Marcus Mariota and the second-ranked Ducks happily showed there's still a significant gap for the Huskies to overcome.
Mariota threw for 366 yards and three touchdowns, added another 88 yards and one TD rushing, and the Ducks won their 10th straight over their rivals to the north with a 45-24 victory over No. 16 Washington on Saturday.
"I thought we showed a lot of resolve there in the third quarter and battled back in the ball game," Washington coach Steve Sarkisian said. "Unfortunately we had a hard time containing Marcus, he threw the ball extremely well and then when we covered him he pulled it down and ran. We couldn't catch him."

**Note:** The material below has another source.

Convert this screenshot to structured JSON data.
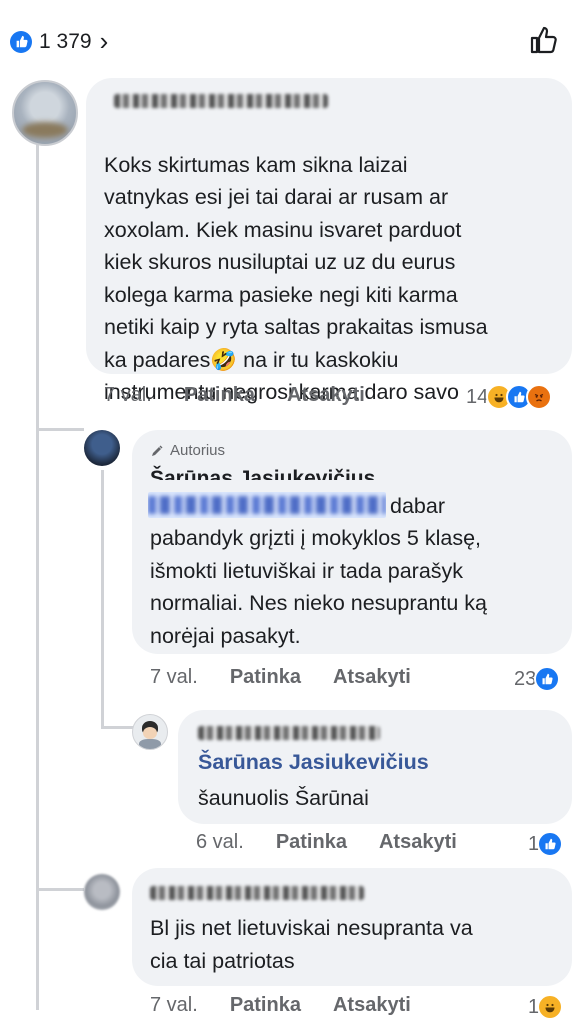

Bishop Sankey ran for 167 yards and touchdowns of 60 and 25 yards for Washington, but the Huskies defense that stood stout against Stanford last week was exposed by Mariota and the Ducks. The Huskies gave up 631 total yards. Washington was third in the country giving up just 3.9 yards per offensive play, but the Ducks averaged 7.8 per touch.
Sankey was responsible for a major first-half swing that left the Huskies unsuccessfully playing from behind. Tied at 7-7 and driving, Sankey fumbled for the first time this season on a third-down run at the Oregon 31. The fumble was forced by cornerback Troy Hill and recovered by Torrondney Prevot. Mariota went to work, hitting Addison for a 4-yard TD and a 14-7 lead.
Oregon (6-0, 3-0 Pac-12) marched down the field again with a seven-play drive with three plays of 15 yards or more. Byron Marshall capped the drive with a 15-yard sprint untouched and a 21-7 Ducks lead.
Keith Price also threw an interception in Oregon territory late in the second quarter to end another promising possession.
"Both of our turnovers occurred in their territory and took potential points off the board for us and gave them possessions. I thought both of those were relatively big in the outcome of the game," Sarkisian said.
The Huskies closed to 21-14 on the first drive of the second half when Sankey burst 60 yards on fourth-and-1, but Mariota answered by hitting Josh Huff for a 65-yard score to wrestle back control.
Despite the miscues, the Huskies were still in reach late in the game. The Huskies entered the fourth quarter down only a touchdown but just couldn't stop Oregon's offense enough to rally.
Mariota's brilliance was the biggest reason why.
"We tried to spy him, we tried to blitz him we tried to contain him, he had a heck of a football game. He's a hell of a player," Sarkisian said.
Sankey scored his second touchdown to pull within 31-24 at the end of the third quarter. Oregon took less than 90 seconds to re-gain control. Mariota scrambled for a 35-yard gain and hit Bradon Addison for 30 more. Mariota scored from five yards out to push the lead back to 14 points.
Mariota and Addison connected again for a 3-yard touchdown on their next possession to finish off the Huskies. Addison finished with eight catches for 157 yards.
"It is frustrating, especially when you're going toe-to-toe with a team like that." Price said. "Then it just kind of got ugly."
Price was battered for the second straight week. His gutty effort last Saturday in a 31-28 loss at No. 5 Stanford gave belief that this would be the Huskies best chance to stop their losing streak to the Ducks. But Price's receivers struggled to get separation and he was sacked four times and ran 11 others. Price finished 19 of 32 for 182.
Mariota's passing was nearly spotless, he used his legs to make the Huskies pay when throwing options were covered and was easily the best player on the field. Mariota completed 24 of 31 passes, and ran another 13 times.
"He is just a difficult matchup," Sarkisian said. "When you try to bring more people to keep him there and you get one-on-one matchups down the field, their speed in the slot against our safeties was real factor in the game and he threw accurate ball after accurate ball. What was our answer at that point? I think that's what got frustrating for us."